Abruzzo Bodziak turns pages (and whole walls) in an homage to architecture books
Abruzzo Bodziak Architects has elevated the comforting beauty of sidewalk book vendor tables with an installation that, aptly, celebrates the importance of architectural tomes. In Architecture Books – Yet to Be Written, an exhibition at the Storefront for Art and Architecture, the duo decided to turn the gallery’s rotating-façade panels into bookshelves, as a way to invade the public space with the idea that the cultural contribution of iconic publications actually runs both ways.
Case in point: the shelves contain foundation-forming architecture books from the past 35 years – Storefront’s lifetime – that were selected through a Global Survey where academics, practitioners and scholars from 98 countries submitted their nominations. But the chosen tomes stand next to picks from publishers, non-profit organizations and creative collectives, as well as visitors, who are still voting for them through a more democratic initiative, titled Nominate Now.
The rotating groups of books stay upright thanks to custom-made bookmarks that display brief statements that look to re-contextualise their relevance – and that actually represent, in an evaporated invisibility of sorts, the support of the many volumes that helped them earn that spot on the shelf.
‘It is an exhibition of books, but we didn’t want to create something where books were put on pedestals; instead, we wanted to display them in their natural habitat, the shelf,’ explained Gerald Bodziak, one half of the architectural firm. ‘This allows the mind to wonder about what else should occupy those shelves. By covering each book in vellum, the objects themselves take on the white-gray of the bookshelves, becoming part of the architecture. In this way, they are genericised, or ghosted, again to suggest the question of what comes next.’
Indeed, the books are also organised chronologically, with one key time period missing: the future. That’s a space reverently reserved for the future of architectural books, yet to be written.
This could mean that we have amnesia, [...] or, perhaps importantly, that we have very recently been shifting how we think about work, politics and the makeup of the profession. Even as the field of architecture becomes more deeply digital, we continue to value and lean on books as a critical part of our profession's culture.
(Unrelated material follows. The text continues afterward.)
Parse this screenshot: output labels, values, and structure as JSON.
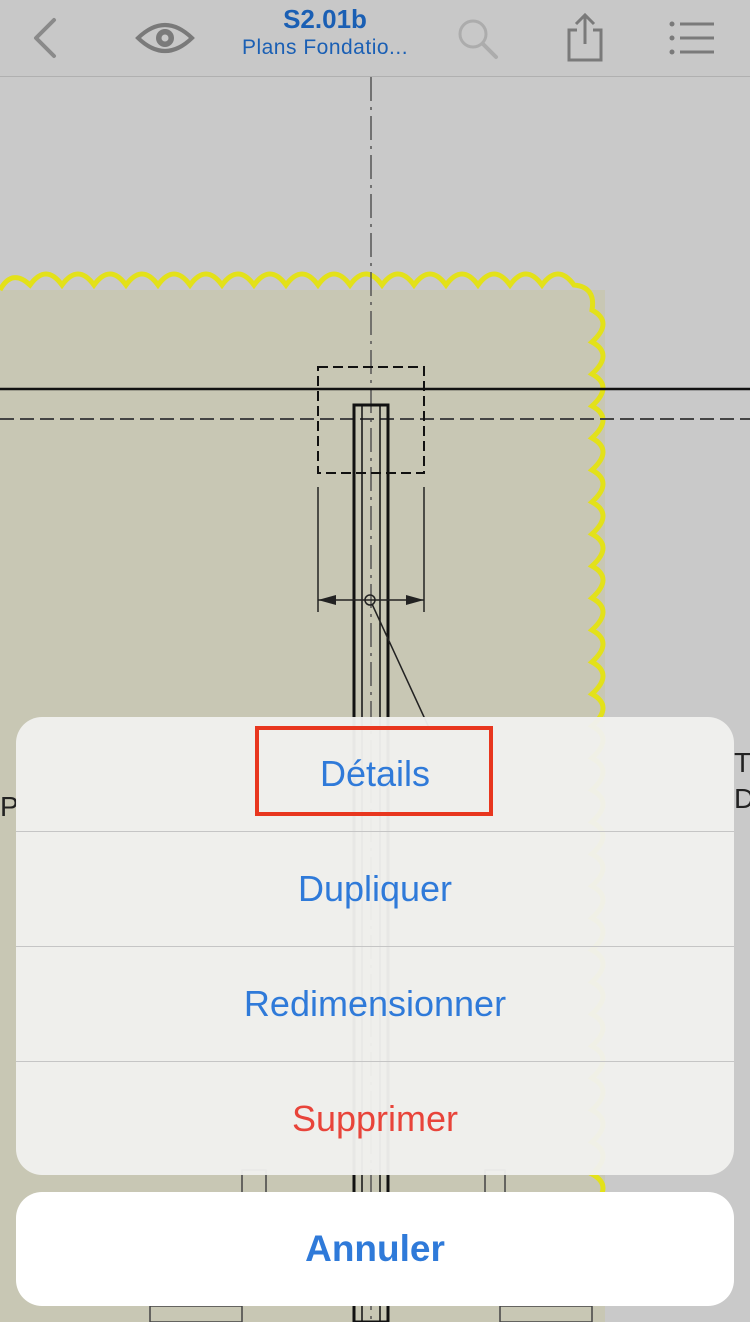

The most intriguing part of the exhibition, indeed, is in the spaces between: the books are placed in a severely sparse layout, with a reverence to the purposeful scarcity. ‘[Think that] 35 years is actually pretty recent history when it comes to reflecting – particularly on books that not everyone might have read,’ said Emily Abruzzo, the studio’s other half. ‘A good amount of the nominations that came through the Global Survey fell within the more recent years […] and this could mean that we have amnesia, or that architects favour the new, or, perhaps importantly, that we have very recently been shifting how we think about work, politics and the makeup of the profession. A simple, important takeaway is that, even as the field of architecture becomes more deeply digital, we continue to value and lean on books as a critical part of our profession's culture.’
As the West and the male have dominated the practice for the past 35 years, the exhibition seems to ask the discipline to think about the many missing volumes of a history still in the writing, the ones that could help deter further ideological homogenisation in the profession. May those empty spaces soon be filled.
The exhibition is open until August 25.